As Whistler’s premier musical director, Chu has reeled in some of the most exciting jazz and blues names in the business, including the late soulful saxophonist Stanley Turrentine, who played with Ray Charles, and R&B legend Bobby Taylor, who is coming back again for this year’s Cornucopia wine festival. Taylor not only discovered the Jackson 5 but he played with everyone from Fats Waller to Billie Holliday to Marvin Gaye and Gladys Knight. He even fired Jimi Hendrix for playing solos too long!

But back to the man with the nimble fingers – our own Cameron Chu is much more than meets the eye. I’ve had several scotches with Chu at BB’s bar before so I knew he was a walking encyclopedia of jazz and blues. But a recent Bearfoot Bistro lobster special dinner date had me rearing to run off and join a jazz band with the stories he told.

Chu is a classically trained child prodigy who graduated from the Vancouver Academy of Music. He’s travelled the world playing in bands for more than 30 years and is a good friend to many of the jazz world’s biggest names past and present. He also has a biology degree.

"It was never my intention to play jazz professionally when I left school," said Chu. "I was actually working in the department of zoology at UBC."

But his passion for the piano turned him to the dark side. He swapped science rooms for smoky jazz dens and lab coats for lounge suits. Nine to five became five to nine and the big wide world swallowed him up taking him to venues and places that exist only in the memory of true jazz greats or in dusty vinyl albums recorded live and left for dead.

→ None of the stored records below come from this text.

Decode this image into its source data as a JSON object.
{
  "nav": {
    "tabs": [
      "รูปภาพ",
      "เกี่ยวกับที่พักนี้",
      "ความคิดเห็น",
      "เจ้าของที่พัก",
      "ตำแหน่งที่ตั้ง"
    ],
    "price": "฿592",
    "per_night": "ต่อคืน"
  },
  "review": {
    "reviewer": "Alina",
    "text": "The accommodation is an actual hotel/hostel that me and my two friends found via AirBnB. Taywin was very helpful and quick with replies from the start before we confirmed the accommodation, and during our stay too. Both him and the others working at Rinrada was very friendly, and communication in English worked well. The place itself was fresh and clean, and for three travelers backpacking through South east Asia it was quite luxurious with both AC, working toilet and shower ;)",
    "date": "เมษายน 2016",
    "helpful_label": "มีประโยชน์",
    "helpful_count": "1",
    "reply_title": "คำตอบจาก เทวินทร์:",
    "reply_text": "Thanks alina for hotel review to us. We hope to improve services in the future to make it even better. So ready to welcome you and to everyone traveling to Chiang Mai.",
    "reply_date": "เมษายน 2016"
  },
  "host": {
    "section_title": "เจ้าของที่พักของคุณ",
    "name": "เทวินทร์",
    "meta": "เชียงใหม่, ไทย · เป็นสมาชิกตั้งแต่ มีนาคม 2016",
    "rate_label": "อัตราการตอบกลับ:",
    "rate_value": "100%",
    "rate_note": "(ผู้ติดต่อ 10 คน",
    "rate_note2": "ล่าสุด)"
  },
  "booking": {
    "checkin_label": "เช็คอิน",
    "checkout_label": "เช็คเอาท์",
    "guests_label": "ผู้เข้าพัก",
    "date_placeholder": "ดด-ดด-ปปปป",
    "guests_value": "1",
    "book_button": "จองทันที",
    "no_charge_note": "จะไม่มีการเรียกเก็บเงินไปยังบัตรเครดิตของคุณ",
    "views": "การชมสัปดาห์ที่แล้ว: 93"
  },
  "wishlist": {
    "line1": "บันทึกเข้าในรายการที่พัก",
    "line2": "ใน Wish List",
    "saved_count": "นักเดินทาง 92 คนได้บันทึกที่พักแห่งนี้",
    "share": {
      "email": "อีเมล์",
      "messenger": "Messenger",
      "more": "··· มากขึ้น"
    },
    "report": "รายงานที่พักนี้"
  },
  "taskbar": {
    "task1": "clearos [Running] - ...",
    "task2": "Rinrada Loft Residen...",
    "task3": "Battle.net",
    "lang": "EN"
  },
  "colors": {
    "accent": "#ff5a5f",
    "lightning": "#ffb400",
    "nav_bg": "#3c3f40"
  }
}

So what sent him over the edge to follow his passion?

"You can blame Art Tatum, a piano player from the ’30s," he smiled. "Even today he is considered the greatest piano player on earth. I was listening to the radio one day in the ’70s and heard him play for the first time. He sounded like four people playing at once. He was all over the place and I couldn’t believe how flawless his execution was. That was it for me. People said his style could never be repeated, that it wasn’t humanly possible and there was the challenge for me. Of course, I’m still trying to catch up to his level to this very day."